(I don’t want you to think I’ve wimped out, so here’s my view, although that’s really not what this post is about: Rahul wrote “The reasonable course might be for [Dr Evil] to treat this analysis as exploratory in the light of what he observed. Then collect another data set with the express goal of only testing for that specific hypothesis. And if he again gets p<0.01 then publish.” – which I agree with, but for me all statistical results are exploratory. They might be hypothesis testing as well, but they are never proving or disproving stuff, always stacking evidence quantitatively in the service of a fluffier mental process called abduction or Inference to the Best Explanation. They are merely a feeble attempt to make a quantitative, systematic, less biased representation of our own thoughts.)

Now, if you like a good hypothesis testing debate, consider the journal that banned tests, and keep watching StatsLife for some forthcoming opinions on the matter.

Filed under learning

## Adjust brightness in LXDE Linux

This is a little diversion from the usual stats.

I’ve been running LXDE Debian Linux on my small laptop for a while, and I’m really pleased with it. It handles all sorts of stuff and the fact that L stands for Lightweight hardly ever holds me back. But it doesn’t have any screen brightness controls, and it seems lots of people have asked about this on forums. Usually the issue is mixed up with allocating brightness control to a combination of keys, but that’s a bigger problem which depends on exactly the hardware you have.
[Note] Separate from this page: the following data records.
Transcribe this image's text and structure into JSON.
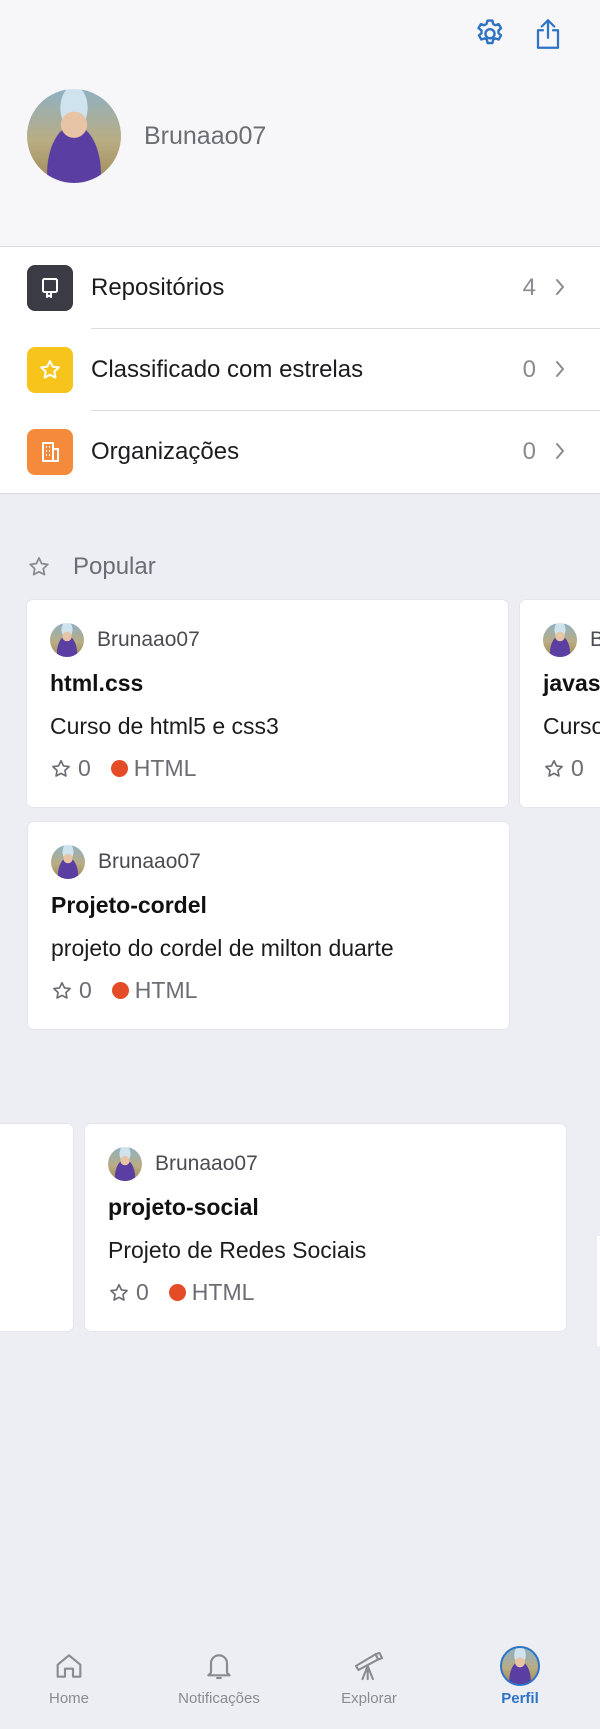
{
  "header": {
    "username": "Brunaao07",
    "settings_icon": "gear-icon",
    "share_icon": "share-icon"
  },
  "menu": [
    {
      "label": "Repositórios",
      "count": "4",
      "icon": "repo-icon",
      "color": "#3a3b44"
    },
    {
      "label": "Classificado com estrelas",
      "count": "0",
      "icon": "star-icon",
      "color": "#f7c41c"
    },
    {
      "label": "Organizações",
      "count": "0",
      "icon": "building-icon",
      "color": "#f58b3a"
    }
  ],
  "popular": {
    "title": "Popular",
    "cards": [
      {
        "owner": "Brunaao07",
        "name": "html.css",
        "description": "Curso de html5 e css3",
        "stars": "0",
        "language": "HTML",
        "language_color": "#e34c26"
      },
      {
        "owner": "B",
        "name": "javas",
        "description": "Curso",
        "stars": "0"
      },
      {
        "owner": "Brunaao07",
        "name": "Projeto-cordel",
        "description": "projeto do cordel de milton duarte",
        "stars": "0",
        "language": "HTML",
        "language_color": "#e34c26"
      },
      {
        "owner": "Brunaao07",
        "name": "projeto-social",
        "description": "Projeto de Redes Sociais",
        "stars": "0",
        "language": "HTML",
        "language_color": "#e34c26"
      }
    ]
  },
  "tabbar": {
    "items": [
      {
        "label": "Home",
        "icon": "home-icon"
      },
      {
        "label": "Notificações",
        "icon": "bell-icon"
      },
      {
        "label": "Explorar",
        "icon": "telescope-icon"
      },
      {
        "label": "Perfil",
        "icon": "avatar",
        "active": true
      }
    ],
    "active_color": "#2f73c4"
  }
}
I just fixed it with a simple crude hack, and as it bothers everyone, I thought I’d share it here.

Take a look in your /sys/class/backlight folder. I’ve got a /samsung folder inside that, you might have something different, but whatever you have, look around until you find a file called brightness, and another called max_brightness. Open them in your text editor of choice. In my case max_brightness simply contains the number 8, and brightness 1. To change brightness of the screen, you change the number inside the brightness file. Make a new text file called go-dim, which contains this:

`echo 1 > /sys/class/backlight/samsung/brightness`

Then, one called go-bright, which contains this:

`echo 4 > /sys/class/backlight/samsung/brightness`

You don’t have to use 4 as a bright value, you can choose something else (less than or equal to the value inside max_brightness). Then save them somewhere easily accessible like the Desktop, open the terminal and type:

`chmod a+x Desktop/go-dim`

and

`chmod a+x Desktop/go-bright`

Now, you can double click those files on your desktop, choose “execute” and they will do their thing for you. Obviously, if you save them somewhere else, you need to type the correct path in the chmod command.